Scholars in the field consider her greatest contributions to be to the study of Babylonian history of science, including medicine and especially astronomy. She and the late David Pingree of Brown University published four volumes of Babylonian Planetary Omens. The author of numerous articles, Erica also wrote Astral Magic in Babylonia (1995) [available online], which traced the origins of Greek science and medicine in the Babylonian scholars’ observations of their world. The book examined Babylonian magical practices that made use of plants, stones, and other ingredients, and also tried to secure the powers of the celestial bodies for their purposes.
Erica was also one of the few people in the world proficient in the ancient language of Elamite, and she published a grammar of the language in 1969. “Elamite is written in cuneiform but completely unrelated to Sumerian or Akkadian, and it was and is far less completely understood,” said Matthew Stolper, the John A. Wilson Professor at the Oriental Institute. He said her grammar on Elamite established her as a central authority in the field.
Erica completed her undergraduate degree in linguistics at the University of Budapest in 1948. After studying Elamite, Sumerian, and Akkadian in Paris at the École Practique des Hautes Études, she came to Chicago in 1952. She received her Ph.D. in 1955 and joined the faculty in 1956, after serving as a Research Associate.
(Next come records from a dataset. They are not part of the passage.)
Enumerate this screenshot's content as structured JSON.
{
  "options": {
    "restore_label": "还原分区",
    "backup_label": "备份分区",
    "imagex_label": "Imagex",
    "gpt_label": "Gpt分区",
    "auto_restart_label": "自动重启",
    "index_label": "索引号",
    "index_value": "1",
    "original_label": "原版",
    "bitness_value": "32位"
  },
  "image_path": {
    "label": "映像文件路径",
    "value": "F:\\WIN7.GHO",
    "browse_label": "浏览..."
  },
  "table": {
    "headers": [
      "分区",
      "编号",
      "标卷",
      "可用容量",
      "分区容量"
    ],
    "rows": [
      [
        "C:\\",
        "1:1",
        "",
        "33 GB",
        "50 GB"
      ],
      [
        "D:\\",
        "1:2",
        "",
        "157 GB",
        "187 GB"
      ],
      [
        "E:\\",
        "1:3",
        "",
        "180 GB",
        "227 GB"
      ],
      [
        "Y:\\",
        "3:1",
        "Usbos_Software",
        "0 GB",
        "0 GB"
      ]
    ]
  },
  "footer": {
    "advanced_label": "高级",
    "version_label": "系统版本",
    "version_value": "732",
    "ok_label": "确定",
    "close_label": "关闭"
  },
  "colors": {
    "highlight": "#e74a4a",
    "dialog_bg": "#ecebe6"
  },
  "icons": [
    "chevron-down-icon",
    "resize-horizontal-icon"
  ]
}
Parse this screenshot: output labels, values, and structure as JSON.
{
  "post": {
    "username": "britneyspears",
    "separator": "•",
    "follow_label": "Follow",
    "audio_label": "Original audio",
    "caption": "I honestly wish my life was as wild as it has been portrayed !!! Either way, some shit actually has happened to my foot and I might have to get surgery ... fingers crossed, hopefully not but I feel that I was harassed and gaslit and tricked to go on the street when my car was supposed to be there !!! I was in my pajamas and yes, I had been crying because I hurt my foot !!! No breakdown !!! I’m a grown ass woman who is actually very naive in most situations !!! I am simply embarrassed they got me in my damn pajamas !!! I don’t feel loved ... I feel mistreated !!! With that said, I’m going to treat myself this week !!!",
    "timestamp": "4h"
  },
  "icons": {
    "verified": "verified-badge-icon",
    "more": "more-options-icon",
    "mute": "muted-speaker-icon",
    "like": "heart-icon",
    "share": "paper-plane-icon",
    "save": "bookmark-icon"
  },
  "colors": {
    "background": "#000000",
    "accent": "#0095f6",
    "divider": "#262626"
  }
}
A manuscript for the Assyrian dictionary had not yet been drafted, although there had been three decades of planning and preparation.
“It took an extraordinary confluence of great scholars, led by A. Leo Oppenheim, to finally bring the vision to reality,” Roth said. “Reiner and Oppenheim were a magical duo, working together to inspire and lead the team that produced the first volume in 1956.”
When Oppenheim retired in 1973, Erica took over the dictionary until her own retirement in 1996. “She provided the unifying vision and intellectual rigor to see this project through. It is impossible to envision the field of Assyriology, or more broadly, of ancient Near Eastern studies without the Chicago Assyrian Dictionary, and it is impossible to envision the dictionary without Erica,” Roth said. Erica had a hand in the development of each of the twenty-three volumes.
Dozens of Erica’s students have gone on to be leading professors in the field in the United States as well as around the world. Many of those scholars returned to Chicago last July for the fifty-first Rencontre Assyriologique Internationale, hosted by the Oriental Institute [Proceedings available online]. Erica helped organize the first Rencontre in Paris and attended many of the subsequent annual meetings. “It was right after the war, and we wanted to renew scholarly contact that had been broken because of the war,” she said last summer. “From the very beginning, we wanted to include students. The enthusiasm we had when we started the organization is still very much in evidence when we get together.” She said she looked forward to having so many friends coming back. “We knew them when they were young scholars, and now they have become distinguished faculty members, and some of them have even retired.”
Erica was a Fellow of the American Academy of Arts and Sciences and the recipient of honorary doctorates from the University of Pennsylvania and the University of Leiden.
A memorial service was held on Monday, May 1, at Rockefeller Chapel.
Publications of Erica Reiner in WorldCat.
Her History of the CAD: An Adventure of Great Dimension: The Launching of the Chicago Assyrian Dictionary is available online.
For other online publications, search for "Reiner" in Abzu.
Obituary in the New York Times:
Obituary from the University of Chicago News and Information Office: Erica Reiner, 1924-2005, Published Jan. 3, 2006